_Prompt_
Wherever a line in the material contains the word "object", copy that line.

_Provided material_
===

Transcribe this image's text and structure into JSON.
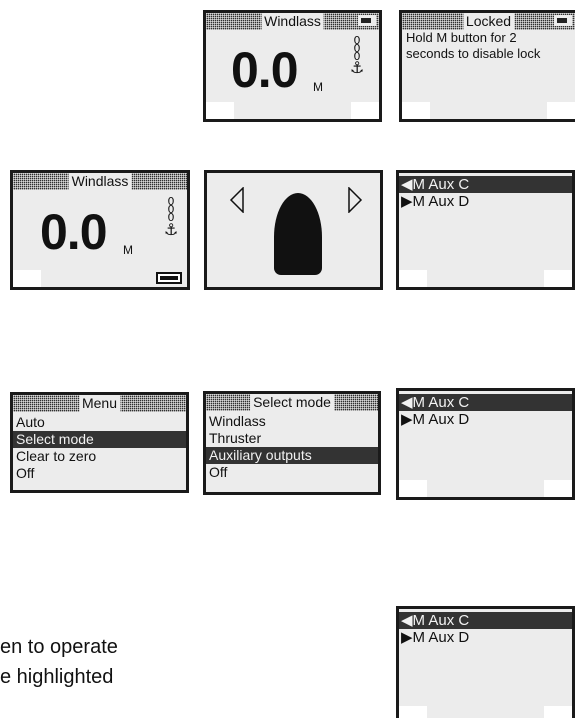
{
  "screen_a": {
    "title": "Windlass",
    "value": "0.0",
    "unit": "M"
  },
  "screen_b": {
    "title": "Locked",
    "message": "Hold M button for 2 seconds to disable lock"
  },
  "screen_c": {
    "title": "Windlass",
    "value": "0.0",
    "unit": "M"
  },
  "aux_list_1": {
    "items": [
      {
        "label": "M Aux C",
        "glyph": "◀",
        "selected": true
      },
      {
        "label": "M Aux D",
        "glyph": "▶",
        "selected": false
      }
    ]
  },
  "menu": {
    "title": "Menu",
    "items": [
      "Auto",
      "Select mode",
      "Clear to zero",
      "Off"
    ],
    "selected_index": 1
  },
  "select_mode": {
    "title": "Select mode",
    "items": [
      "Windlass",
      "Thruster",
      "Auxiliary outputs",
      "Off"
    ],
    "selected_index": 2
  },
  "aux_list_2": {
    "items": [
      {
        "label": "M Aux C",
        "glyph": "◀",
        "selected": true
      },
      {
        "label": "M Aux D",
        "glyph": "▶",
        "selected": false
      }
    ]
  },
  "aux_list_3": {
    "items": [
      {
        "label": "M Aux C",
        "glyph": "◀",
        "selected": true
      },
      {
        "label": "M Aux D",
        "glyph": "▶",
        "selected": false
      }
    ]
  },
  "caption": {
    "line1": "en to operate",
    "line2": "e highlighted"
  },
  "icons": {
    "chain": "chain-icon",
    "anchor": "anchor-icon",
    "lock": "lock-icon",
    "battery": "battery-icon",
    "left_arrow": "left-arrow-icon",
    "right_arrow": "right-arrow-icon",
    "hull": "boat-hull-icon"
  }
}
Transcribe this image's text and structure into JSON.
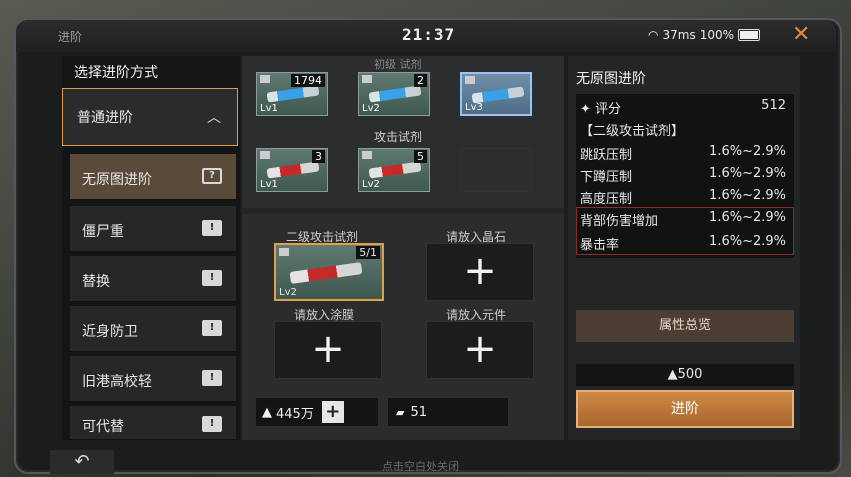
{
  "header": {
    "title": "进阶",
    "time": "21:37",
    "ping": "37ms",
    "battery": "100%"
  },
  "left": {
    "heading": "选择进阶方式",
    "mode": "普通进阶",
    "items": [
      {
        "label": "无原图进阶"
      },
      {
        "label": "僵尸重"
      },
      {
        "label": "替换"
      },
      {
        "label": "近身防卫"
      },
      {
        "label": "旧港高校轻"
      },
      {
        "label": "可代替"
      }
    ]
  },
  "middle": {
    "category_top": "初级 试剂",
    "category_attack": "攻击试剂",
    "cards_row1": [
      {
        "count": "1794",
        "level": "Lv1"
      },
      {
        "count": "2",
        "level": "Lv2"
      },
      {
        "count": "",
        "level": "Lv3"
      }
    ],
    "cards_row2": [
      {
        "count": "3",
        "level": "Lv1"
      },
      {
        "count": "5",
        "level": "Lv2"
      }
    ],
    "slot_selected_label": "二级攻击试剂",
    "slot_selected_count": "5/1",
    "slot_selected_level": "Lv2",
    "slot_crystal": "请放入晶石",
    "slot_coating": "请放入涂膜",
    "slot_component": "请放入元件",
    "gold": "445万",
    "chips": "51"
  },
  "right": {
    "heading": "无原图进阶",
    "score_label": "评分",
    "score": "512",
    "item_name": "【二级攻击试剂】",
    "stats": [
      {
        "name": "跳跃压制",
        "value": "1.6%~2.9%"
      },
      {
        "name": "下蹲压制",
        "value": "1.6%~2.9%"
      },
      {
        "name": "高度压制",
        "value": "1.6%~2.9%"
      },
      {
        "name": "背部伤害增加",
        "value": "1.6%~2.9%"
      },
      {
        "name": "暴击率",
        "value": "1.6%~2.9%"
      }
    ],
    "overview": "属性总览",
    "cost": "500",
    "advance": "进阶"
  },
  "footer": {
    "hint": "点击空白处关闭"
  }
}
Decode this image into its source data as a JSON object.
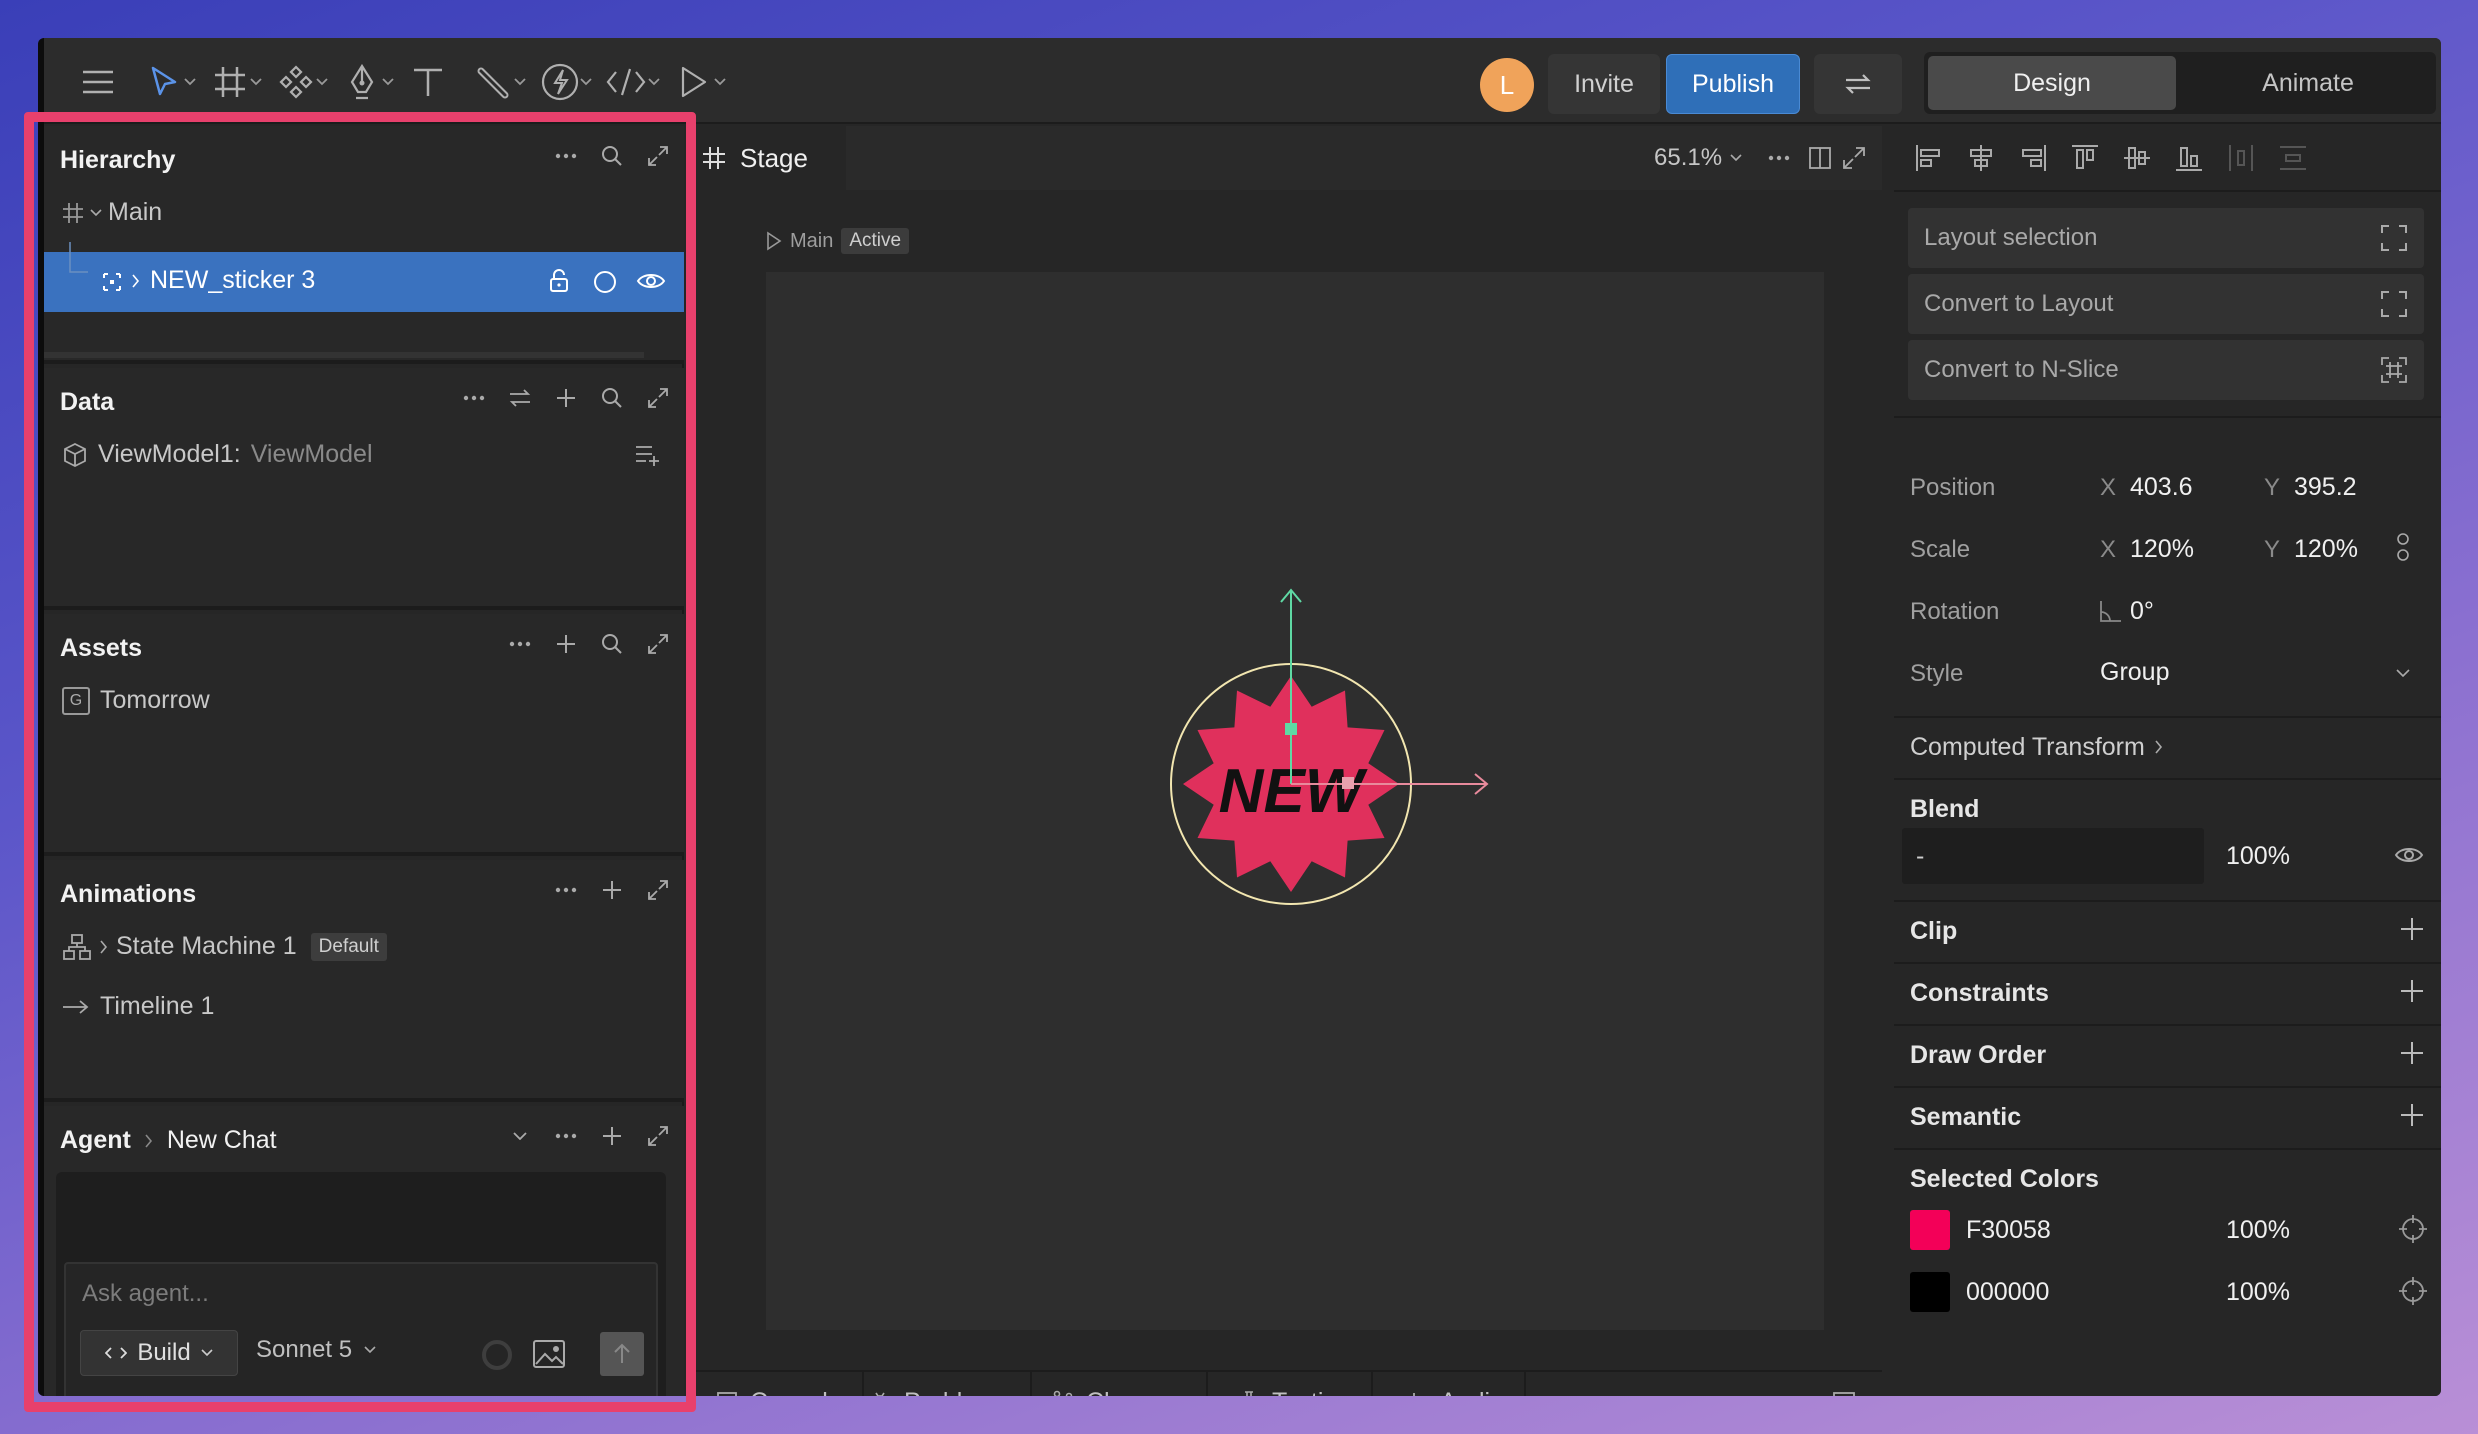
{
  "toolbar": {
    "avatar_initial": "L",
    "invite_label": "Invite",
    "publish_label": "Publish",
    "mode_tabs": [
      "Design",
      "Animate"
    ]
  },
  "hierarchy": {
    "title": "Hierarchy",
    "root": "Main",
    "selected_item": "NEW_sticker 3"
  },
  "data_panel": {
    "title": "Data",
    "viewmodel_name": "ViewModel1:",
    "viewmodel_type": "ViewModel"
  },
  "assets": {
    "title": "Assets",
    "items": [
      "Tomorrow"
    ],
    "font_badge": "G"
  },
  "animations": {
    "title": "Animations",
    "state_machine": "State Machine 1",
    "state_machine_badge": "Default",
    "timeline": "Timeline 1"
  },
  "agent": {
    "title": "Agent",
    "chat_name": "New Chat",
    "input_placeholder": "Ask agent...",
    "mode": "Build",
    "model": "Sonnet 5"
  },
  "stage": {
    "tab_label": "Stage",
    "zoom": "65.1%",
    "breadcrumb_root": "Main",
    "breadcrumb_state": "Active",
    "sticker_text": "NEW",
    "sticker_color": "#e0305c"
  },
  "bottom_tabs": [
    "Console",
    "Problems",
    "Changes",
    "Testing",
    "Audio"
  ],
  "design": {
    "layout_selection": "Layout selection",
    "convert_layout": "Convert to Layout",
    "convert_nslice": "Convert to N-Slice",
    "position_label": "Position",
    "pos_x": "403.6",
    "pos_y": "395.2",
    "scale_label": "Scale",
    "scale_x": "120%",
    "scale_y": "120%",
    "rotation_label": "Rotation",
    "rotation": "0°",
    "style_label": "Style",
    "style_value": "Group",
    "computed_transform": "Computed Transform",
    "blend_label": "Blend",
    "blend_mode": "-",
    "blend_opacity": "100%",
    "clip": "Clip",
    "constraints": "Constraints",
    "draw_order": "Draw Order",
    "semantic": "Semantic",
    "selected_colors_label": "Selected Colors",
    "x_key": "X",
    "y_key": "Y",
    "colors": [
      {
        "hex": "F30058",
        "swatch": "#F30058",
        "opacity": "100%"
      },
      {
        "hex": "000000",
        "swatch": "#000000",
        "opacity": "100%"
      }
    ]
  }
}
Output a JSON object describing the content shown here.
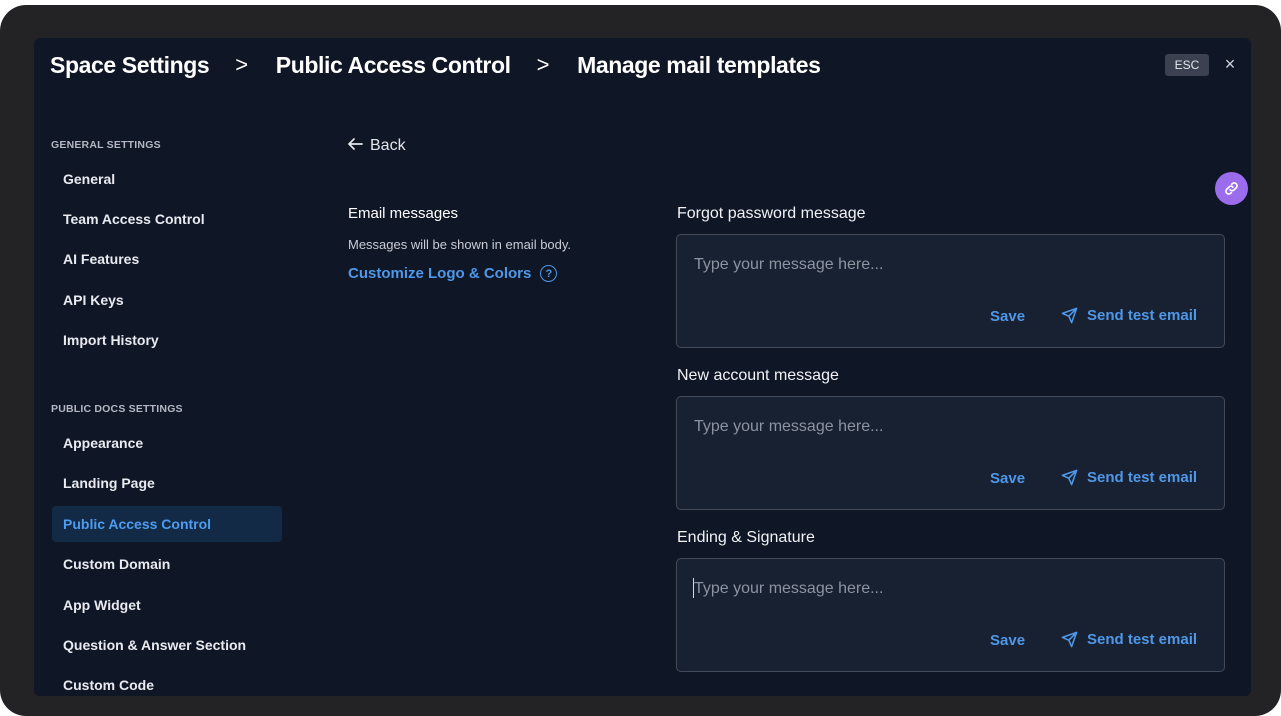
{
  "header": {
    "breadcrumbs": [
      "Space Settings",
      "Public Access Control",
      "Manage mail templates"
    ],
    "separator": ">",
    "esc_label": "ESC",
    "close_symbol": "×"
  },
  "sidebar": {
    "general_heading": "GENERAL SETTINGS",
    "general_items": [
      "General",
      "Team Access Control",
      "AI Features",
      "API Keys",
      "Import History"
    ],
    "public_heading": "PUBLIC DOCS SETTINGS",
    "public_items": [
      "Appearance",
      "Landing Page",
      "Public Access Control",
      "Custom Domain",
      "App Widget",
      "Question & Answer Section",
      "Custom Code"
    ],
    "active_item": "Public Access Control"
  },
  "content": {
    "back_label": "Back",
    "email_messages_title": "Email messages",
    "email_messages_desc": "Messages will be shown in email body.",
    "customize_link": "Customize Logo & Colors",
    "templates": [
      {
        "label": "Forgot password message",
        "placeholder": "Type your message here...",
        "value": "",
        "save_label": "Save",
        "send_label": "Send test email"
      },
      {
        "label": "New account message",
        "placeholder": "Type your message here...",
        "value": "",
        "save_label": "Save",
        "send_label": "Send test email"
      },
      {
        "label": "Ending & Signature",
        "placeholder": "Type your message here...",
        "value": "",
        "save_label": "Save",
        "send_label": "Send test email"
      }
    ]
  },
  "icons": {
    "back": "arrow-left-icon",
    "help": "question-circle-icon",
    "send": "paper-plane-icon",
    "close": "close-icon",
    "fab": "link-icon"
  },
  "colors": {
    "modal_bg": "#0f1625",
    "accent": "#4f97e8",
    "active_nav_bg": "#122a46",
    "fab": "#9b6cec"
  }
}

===

_Solved problem_
Decode this image into its source data as a JSON object.
Output a JSON object describing the content shown here.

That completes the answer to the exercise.